What is being asked: Which of the lines below include "LoginAction"? Each one should be copied out.

Records drawn from a dataset:

=======

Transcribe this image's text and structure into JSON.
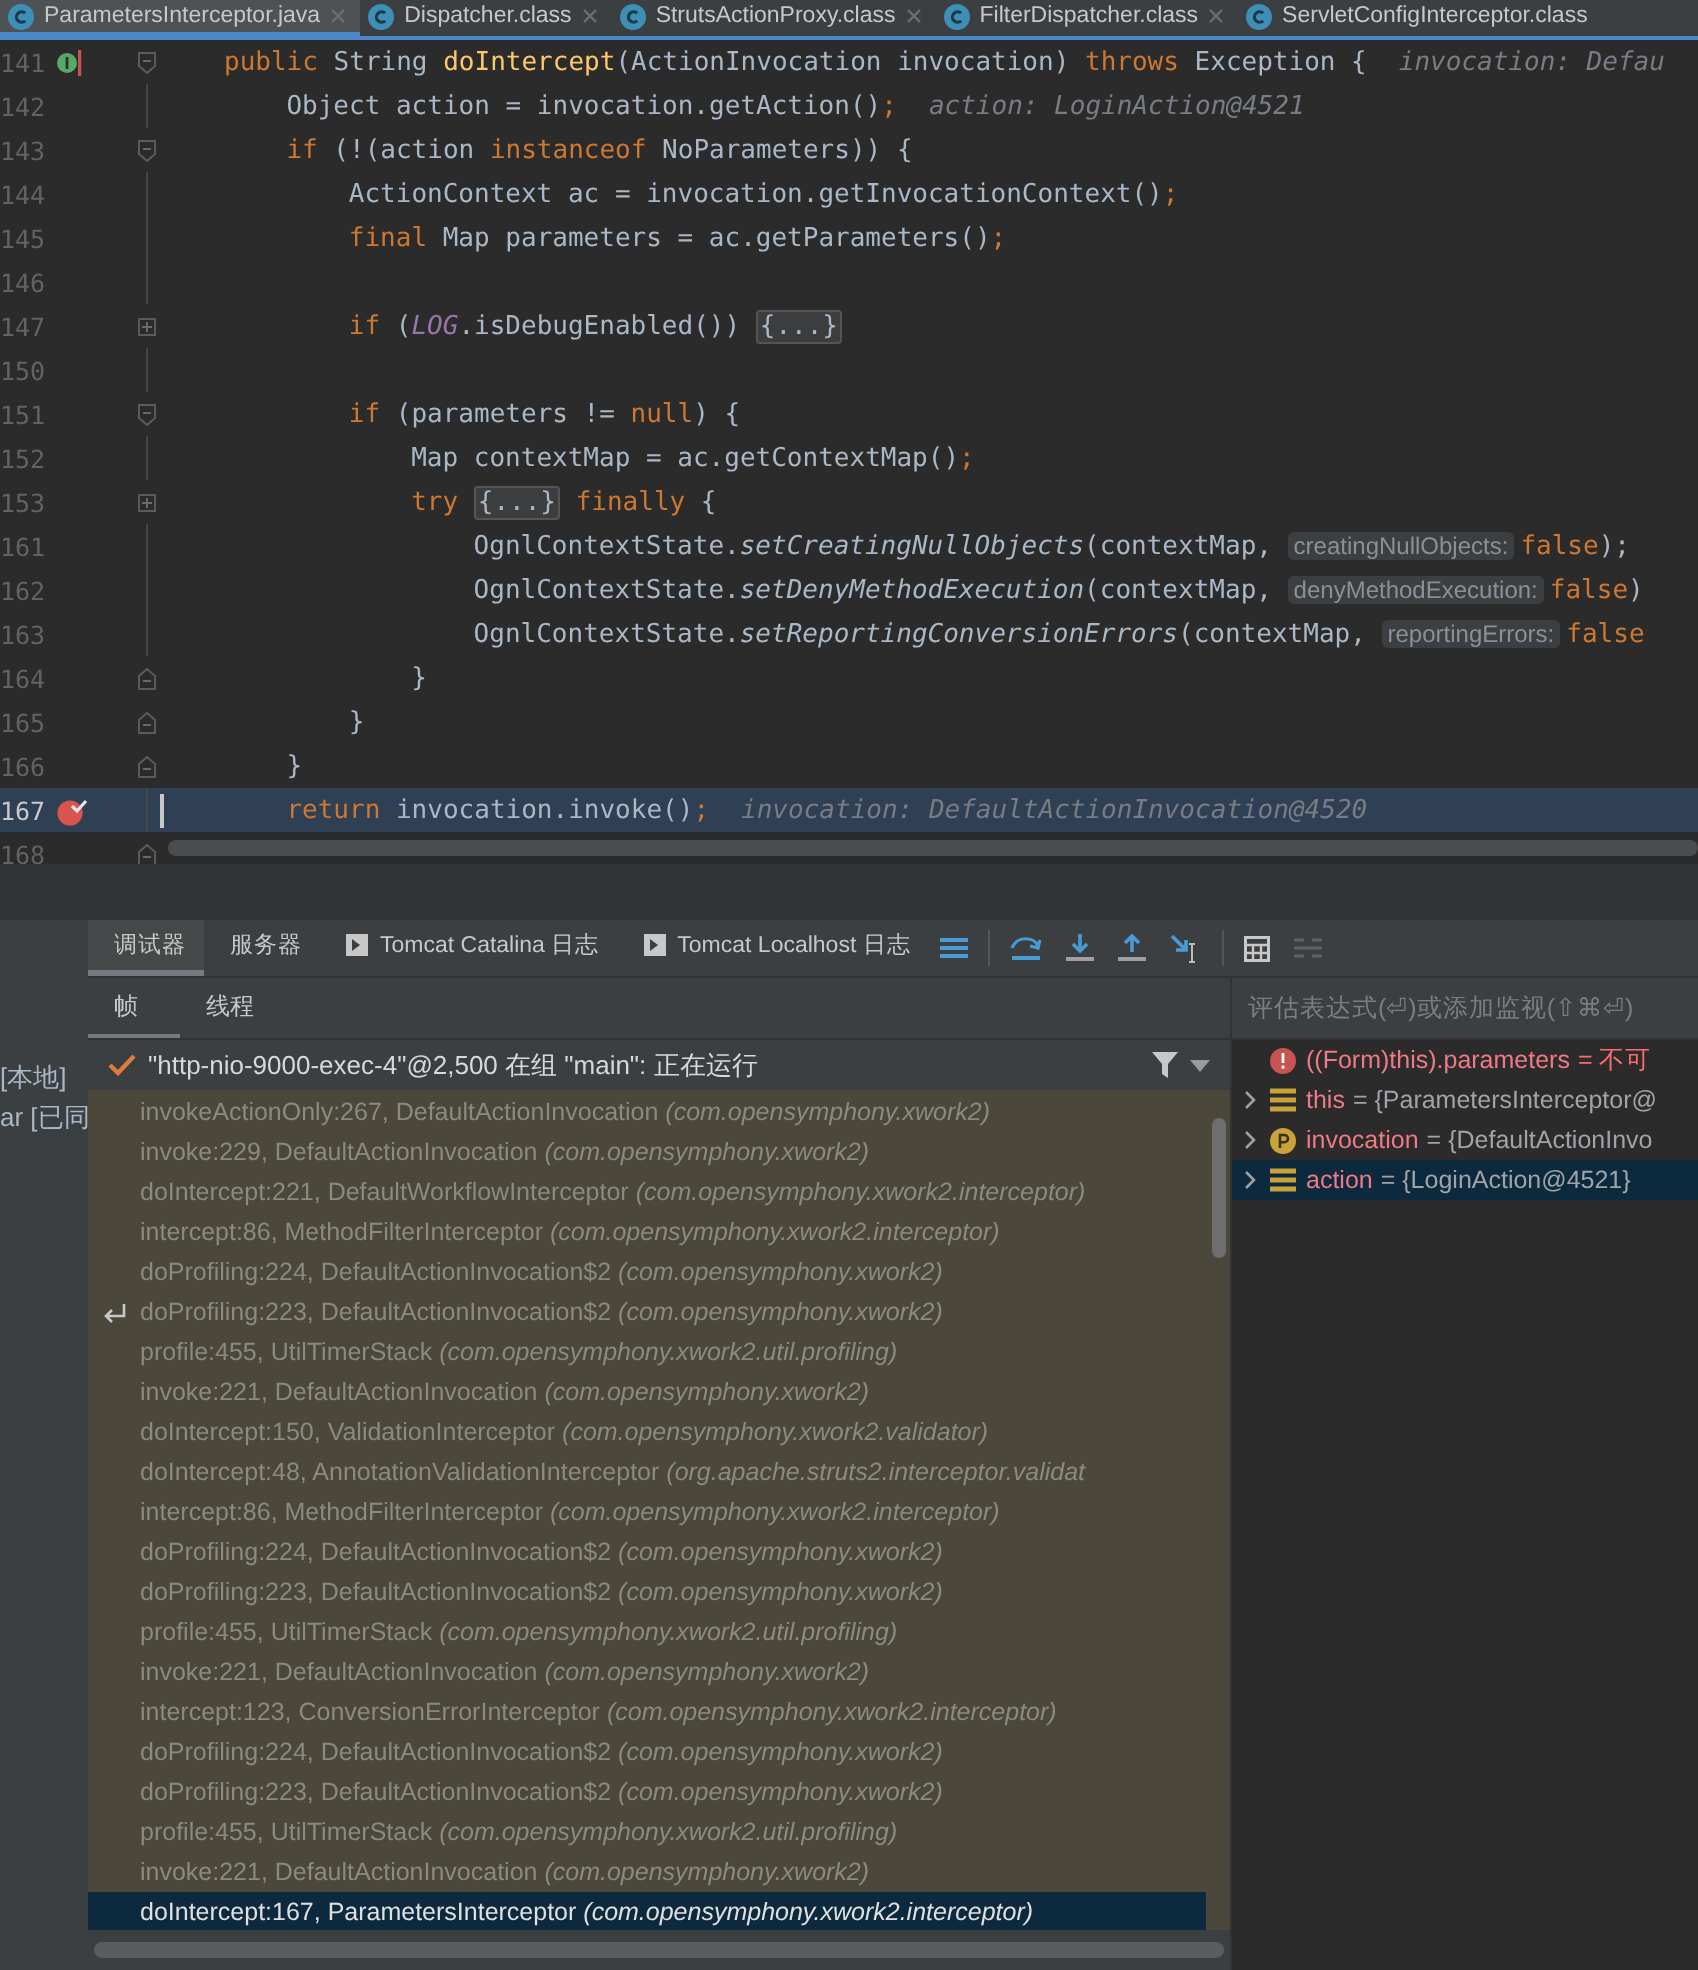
{
  "editor_tabs": [
    {
      "label": "ParametersInterceptor.java",
      "selected": true,
      "closable": true
    },
    {
      "label": "Dispatcher.class",
      "selected": false,
      "closable": true
    },
    {
      "label": "StrutsActionProxy.class",
      "selected": false,
      "closable": true
    },
    {
      "label": "FilterDispatcher.class",
      "selected": false,
      "closable": true
    },
    {
      "label": "ServletConfigInterceptor.class",
      "selected": false,
      "closable": false
    }
  ],
  "code_lines": [
    {
      "number": "141",
      "kind": "fold-start",
      "selected": false,
      "override": true,
      "breakpoint": false,
      "tokens": [
        {
          "kind": "kw",
          "text": "public"
        },
        {
          "kind": "p",
          "text": " String "
        },
        {
          "kind": "fn",
          "text": "doIntercept"
        },
        {
          "kind": "p",
          "text": "(ActionInvocation invocation) "
        },
        {
          "kind": "kw",
          "text": "throws"
        },
        {
          "kind": "p",
          "text": " Exception {"
        },
        {
          "kind": "dbg",
          "text": "invocation: Defau"
        }
      ],
      "children": [
        {
          "number": "142",
          "kind": "plain",
          "selected": false,
          "override": false,
          "breakpoint": false,
          "tokens": [
            {
              "kind": "p",
              "text": "Object action = invocation.getAction()"
            },
            {
              "kind": "kw",
              "text": ";"
            },
            {
              "kind": "dbg",
              "text": "action: LoginAction@4521"
            }
          ]
        },
        {
          "number": "143",
          "kind": "fold-start",
          "selected": false,
          "override": false,
          "breakpoint": false,
          "tokens": [
            {
              "kind": "kw",
              "text": "if"
            },
            {
              "kind": "p",
              "text": " (!(action "
            },
            {
              "kind": "kw",
              "text": "instanceof"
            },
            {
              "kind": "p",
              "text": " NoParameters)) {"
            }
          ],
          "children": [
            {
              "number": "144",
              "kind": "plain",
              "selected": false,
              "override": false,
              "breakpoint": false,
              "tokens": [
                {
                  "kind": "p",
                  "text": "ActionContext ac = invocation.getInvocationContext()"
                },
                {
                  "kind": "kw",
                  "text": ";"
                }
              ]
            },
            {
              "number": "145",
              "kind": "plain",
              "selected": false,
              "override": false,
              "breakpoint": false,
              "tokens": [
                {
                  "kind": "kw",
                  "text": "final"
                },
                {
                  "kind": "p",
                  "text": " Map parameters = ac.getParameters()"
                },
                {
                  "kind": "kw",
                  "text": ";"
                }
              ]
            },
            {
              "number": "146",
              "kind": "plain",
              "selected": false,
              "override": false,
              "breakpoint": false
            },
            {
              "number": "147",
              "kind": "folded",
              "selected": false,
              "override": false,
              "breakpoint": false,
              "tokens": [
                {
                  "kind": "kw",
                  "text": "if"
                },
                {
                  "kind": "p",
                  "text": " ("
                },
                {
                  "kind": "field",
                  "text": "LOG"
                },
                {
                  "kind": "p",
                  "text": ".isDebugEnabled())"
                },
                {
                  "kind": "folded",
                  "text": "{...}"
                }
              ]
            },
            {
              "number": "150",
              "kind": "plain",
              "selected": false,
              "override": false,
              "breakpoint": false
            },
            {
              "number": "151",
              "kind": "fold-start",
              "selected": false,
              "override": false,
              "breakpoint": false,
              "tokens": [
                {
                  "kind": "kw",
                  "text": "if"
                },
                {
                  "kind": "p",
                  "text": " (parameters != "
                },
                {
                  "kind": "kw",
                  "text": "null"
                },
                {
                  "kind": "p",
                  "text": ") {"
                }
              ],
              "children": [
                {
                  "number": "152",
                  "kind": "plain",
                  "selected": false,
                  "override": false,
                  "breakpoint": false,
                  "tokens": [
                    {
                      "kind": "p",
                      "text": "Map contextMap = ac.getContextMap()"
                    },
                    {
                      "kind": "kw",
                      "text": ";"
                    }
                  ]
                },
                {
                  "number": "153",
                  "kind": "folded",
                  "selected": false,
                  "override": false,
                  "breakpoint": false,
                  "tokens": [
                    {
                      "kind": "kw",
                      "text": "try"
                    },
                    {
                      "kind": "folded",
                      "text": "{...}"
                    },
                    {
                      "kind": "kw",
                      "text": "finally"
                    },
                    {
                      "kind": "p",
                      "text": " {"
                    }
                  ],
                  "children": [
                    {
                      "number": "161",
                      "kind": "plain",
                      "selected": false,
                      "override": false,
                      "breakpoint": false,
                      "tokens": [
                        {
                          "kind": "p",
                          "text": "OgnlContextState."
                        },
                        {
                          "kind": "static",
                          "text": "setCreatingNullObjects"
                        },
                        {
                          "kind": "p",
                          "text": "(contextMap, "
                        },
                        {
                          "kind": "hint",
                          "text": "creatingNullObjects:"
                        },
                        {
                          "kind": "kw",
                          "text": "false"
                        },
                        {
                          "kind": "p",
                          "text": ");"
                        }
                      ]
                    },
                    {
                      "number": "162",
                      "kind": "plain",
                      "selected": false,
                      "override": false,
                      "breakpoint": false,
                      "tokens": [
                        {
                          "kind": "p",
                          "text": "OgnlContextState."
                        },
                        {
                          "kind": "static",
                          "text": "setDenyMethodExecution"
                        },
                        {
                          "kind": "p",
                          "text": "(contextMap, "
                        },
                        {
                          "kind": "hint",
                          "text": "denyMethodExecution:"
                        },
                        {
                          "kind": "kw",
                          "text": "false"
                        },
                        {
                          "kind": "p",
                          "text": ")"
                        }
                      ]
                    },
                    {
                      "number": "163",
                      "kind": "plain",
                      "selected": false,
                      "override": false,
                      "breakpoint": false,
                      "tokens": [
                        {
                          "kind": "p",
                          "text": "OgnlContextState."
                        },
                        {
                          "kind": "static",
                          "text": "setReportingConversionErrors"
                        },
                        {
                          "kind": "p",
                          "text": "(contextMap, "
                        },
                        {
                          "kind": "hint",
                          "text": "reportingErrors:"
                        },
                        {
                          "kind": "kw",
                          "text": "false"
                        }
                      ]
                    }
                  ]
                },
                {
                  "number": "164",
                  "kind": "fold-end",
                  "selected": false,
                  "override": false,
                  "breakpoint": false,
                  "tokens": [
                    {
                      "kind": "p",
                      "text": "}"
                    }
                  ]
                }
              ]
            },
            {
              "number": "165",
              "kind": "fold-end",
              "selected": false,
              "override": false,
              "breakpoint": false,
              "tokens": [
                {
                  "kind": "p",
                  "text": "}"
                }
              ]
            }
          ]
        },
        {
          "number": "166",
          "kind": "fold-end",
          "selected": false,
          "override": false,
          "breakpoint": false,
          "tokens": [
            {
              "kind": "p",
              "text": "}"
            }
          ]
        },
        {
          "number": "167",
          "kind": "plain",
          "selected": true,
          "override": false,
          "breakpoint": true,
          "tokens": [
            {
              "kind": "kw",
              "text": "return"
            },
            {
              "kind": "p",
              "text": " invocation.invoke()"
            },
            {
              "kind": "kw",
              "text": ";"
            },
            {
              "kind": "dbg",
              "text": "invocation: DefaultActionInvocation@4520"
            }
          ]
        },
        {
          "number": "168",
          "kind": "fold-end",
          "selected": false,
          "override": false,
          "breakpoint": false
        }
      ]
    }
  ],
  "side_labels": [
    "[本地]",
    "ar [已同"
  ],
  "tool_tabs": [
    {
      "label": "调试器",
      "selected": true,
      "console": false
    },
    {
      "label": "服务器",
      "selected": false,
      "console": false
    },
    {
      "label": "Tomcat Catalina 日志",
      "selected": false,
      "console": true
    },
    {
      "label": "Tomcat Localhost 日志",
      "selected": false,
      "console": true
    }
  ],
  "sub_tabs": [
    {
      "label": "帧",
      "selected": true
    },
    {
      "label": "线程",
      "selected": false
    }
  ],
  "thread": "\"http-nio-9000-exec-4\"@2,500 在组 \"main\": 正在运行",
  "frames": [
    {
      "method": "invokeActionOnly:267, DefaultActionInvocation",
      "package": "(com.opensymphony.xwork2)",
      "selected": false,
      "marked": false
    },
    {
      "method": "invoke:229, DefaultActionInvocation",
      "package": "(com.opensymphony.xwork2)",
      "selected": false,
      "marked": false
    },
    {
      "method": "doIntercept:221, DefaultWorkflowInterceptor",
      "package": "(com.opensymphony.xwork2.interceptor)",
      "selected": false,
      "marked": false
    },
    {
      "method": "intercept:86, MethodFilterInterceptor",
      "package": "(com.opensymphony.xwork2.interceptor)",
      "selected": false,
      "marked": false
    },
    {
      "method": "doProfiling:224, DefaultActionInvocation$2",
      "package": "(com.opensymphony.xwork2)",
      "selected": false,
      "marked": false
    },
    {
      "method": "doProfiling:223, DefaultActionInvocation$2",
      "package": "(com.opensymphony.xwork2)",
      "selected": false,
      "marked": true
    },
    {
      "method": "profile:455, UtilTimerStack",
      "package": "(com.opensymphony.xwork2.util.profiling)",
      "selected": false,
      "marked": false
    },
    {
      "method": "invoke:221, DefaultActionInvocation",
      "package": "(com.opensymphony.xwork2)",
      "selected": false,
      "marked": false
    },
    {
      "method": "doIntercept:150, ValidationInterceptor",
      "package": "(com.opensymphony.xwork2.validator)",
      "selected": false,
      "marked": false
    },
    {
      "method": "doIntercept:48, AnnotationValidationInterceptor",
      "package": "(org.apache.struts2.interceptor.validat",
      "selected": false,
      "marked": false
    },
    {
      "method": "intercept:86, MethodFilterInterceptor",
      "package": "(com.opensymphony.xwork2.interceptor)",
      "selected": false,
      "marked": false
    },
    {
      "method": "doProfiling:224, DefaultActionInvocation$2",
      "package": "(com.opensymphony.xwork2)",
      "selected": false,
      "marked": false
    },
    {
      "method": "doProfiling:223, DefaultActionInvocation$2",
      "package": "(com.opensymphony.xwork2)",
      "selected": false,
      "marked": false
    },
    {
      "method": "profile:455, UtilTimerStack",
      "package": "(com.opensymphony.xwork2.util.profiling)",
      "selected": false,
      "marked": false
    },
    {
      "method": "invoke:221, DefaultActionInvocation",
      "package": "(com.opensymphony.xwork2)",
      "selected": false,
      "marked": false
    },
    {
      "method": "intercept:123, ConversionErrorInterceptor",
      "package": "(com.opensymphony.xwork2.interceptor)",
      "selected": false,
      "marked": false
    },
    {
      "method": "doProfiling:224, DefaultActionInvocation$2",
      "package": "(com.opensymphony.xwork2)",
      "selected": false,
      "marked": false
    },
    {
      "method": "doProfiling:223, DefaultActionInvocation$2",
      "package": "(com.opensymphony.xwork2)",
      "selected": false,
      "marked": false
    },
    {
      "method": "profile:455, UtilTimerStack",
      "package": "(com.opensymphony.xwork2.util.profiling)",
      "selected": false,
      "marked": false
    },
    {
      "method": "invoke:221, DefaultActionInvocation",
      "package": "(com.opensymphony.xwork2)",
      "selected": false,
      "marked": false
    },
    {
      "method": "doIntercept:167, ParametersInterceptor",
      "package": "(com.opensymphony.xwork2.interceptor)",
      "selected": true,
      "marked": false
    }
  ],
  "watch_field": {
    "placeholder": "评估表达式(⏎)或添加监视(⇧⌘⏎)"
  },
  "variables": [
    {
      "kind": "error",
      "name": "((Form)this).parameters",
      "value": "= 不可",
      "expandable": false,
      "selected": false
    },
    {
      "kind": "field",
      "name": "this",
      "value": "= {ParametersInterceptor@",
      "expandable": true,
      "selected": false
    },
    {
      "kind": "param",
      "name": "invocation",
      "value": "= {DefaultActionInvo",
      "expandable": true,
      "selected": false
    },
    {
      "kind": "field",
      "name": "action",
      "value": "= {LoginAction@4521}",
      "expandable": true,
      "selected": true
    }
  ]
}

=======

Task output:
              "text": "action: LoginAction@4521"
      "value": "= {LoginAction@4521}",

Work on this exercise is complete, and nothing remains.